Bloom’s Analyzing – Reflection: Do I see any patterns or relationships in what I did? 
Bloom’s Evaluating – Reflection: How well did I do? What worked? What do I need to improve? 
Bloom’s Creating – Reflection: What should I do next? What’s my plan / design?

 

A Making Reflection

Being able to reflect is a skill to be learned, a habit to develop. Reflection requires metacognition (thinking about your thinking), articulation of that thinking and the ability to make connections (past, present, future, outliers, relevant information, etc.).

Keywords & Prompts Four Dimensions of Reflective Learning by Karen Barnstable . Also look at 40 Reflection questions to help you look back, forward, inward and outward by Edutopia.

I. Thinking Back II. Thinking Forward III. Thinking Inward IV. Thinking Outward

In addition to inherent components of reflection, which traditionally have been viewed as internal (thinking about one’s own learning and that thinking primarily benefiting ourselves), we need to take a closer look at amplifying reflection by sharing our reflection transparently (learning how to articulate and make our thinking visible to others and the learning benefiting ourselves AND others). 

 

SOLO Taxonomy by John Biggs and Kevin Collis “SOLO, which stands for the Structure of the Observed Learning Outcome, is a means of classifying learning outcomes in terms of their complexity, enabling us to assess students’ work in terms of its quality not of how many bits of this and of that they got right.“

There are five stages Prestructural – incompetence (they miss the point). Unistructural – one relevant aspect Multistructural – several relevant and independent aspects Relational – integrated into a structure Extended Abstract – generalized to new domain These stages can be looked at through the lens of reflection purpose:

What? Describe the experience; outline what happened that compelled you to think about and change your behavior (i.e. learn).

So What? Describe what difference it makes; outline what impact or meaning it has for you (or why it should matter to others).

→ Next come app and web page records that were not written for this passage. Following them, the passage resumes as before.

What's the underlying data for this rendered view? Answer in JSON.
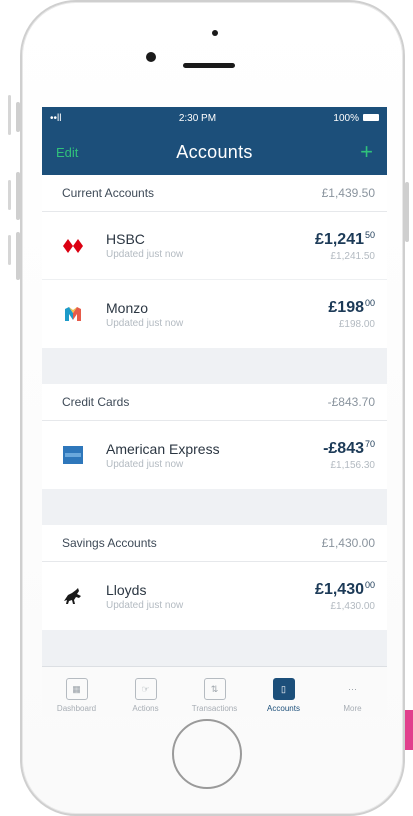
{
  "status_bar": {
    "signal": "••ll",
    "time": "2:30 PM",
    "battery": "100%"
  },
  "nav": {
    "edit": "Edit",
    "title": "Accounts",
    "add": "+"
  },
  "sections": [
    {
      "title": "Current Accounts",
      "total": "£1,439.50",
      "accounts": [
        {
          "name": "HSBC",
          "updated": "Updated just now",
          "amount_main": "£1,241",
          "amount_pence": "50",
          "amount_small": "£1,241.50",
          "icon": "hsbc-icon"
        },
        {
          "name": "Monzo",
          "updated": "Updated just now",
          "amount_main": "£198",
          "amount_pence": "00",
          "amount_small": "£198.00",
          "icon": "monzo-icon"
        }
      ]
    },
    {
      "title": "Credit Cards",
      "total": "-£843.70",
      "accounts": [
        {
          "name": "American Express",
          "updated": "Updated just now",
          "amount_main": "-£843",
          "amount_pence": "70",
          "amount_small": "£1,156.30",
          "icon": "amex-icon"
        }
      ]
    },
    {
      "title": "Savings Accounts",
      "total": "£1,430.00",
      "accounts": [
        {
          "name": "Lloyds",
          "updated": "Updated just now",
          "amount_main": "£1,430",
          "amount_pence": "00",
          "amount_small": "£1,430.00",
          "icon": "lloyds-icon"
        }
      ]
    }
  ],
  "tabs": [
    {
      "label": "Dashboard",
      "icon": "dashboard-icon",
      "active": false
    },
    {
      "label": "Actions",
      "icon": "actions-icon",
      "active": false
    },
    {
      "label": "Transactions",
      "icon": "transactions-icon",
      "active": false
    },
    {
      "label": "Accounts",
      "icon": "accounts-icon",
      "active": true
    },
    {
      "label": "More",
      "icon": "more-icon",
      "active": false
    }
  ],
  "colors": {
    "nav": "#1c4f7a",
    "accent": "#30c27b",
    "amount": "#1c3a57"
  }
}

Now What? Describe what’s in store for the future now that you’ve learned from this experience; outline what you are going to will do to continue learning.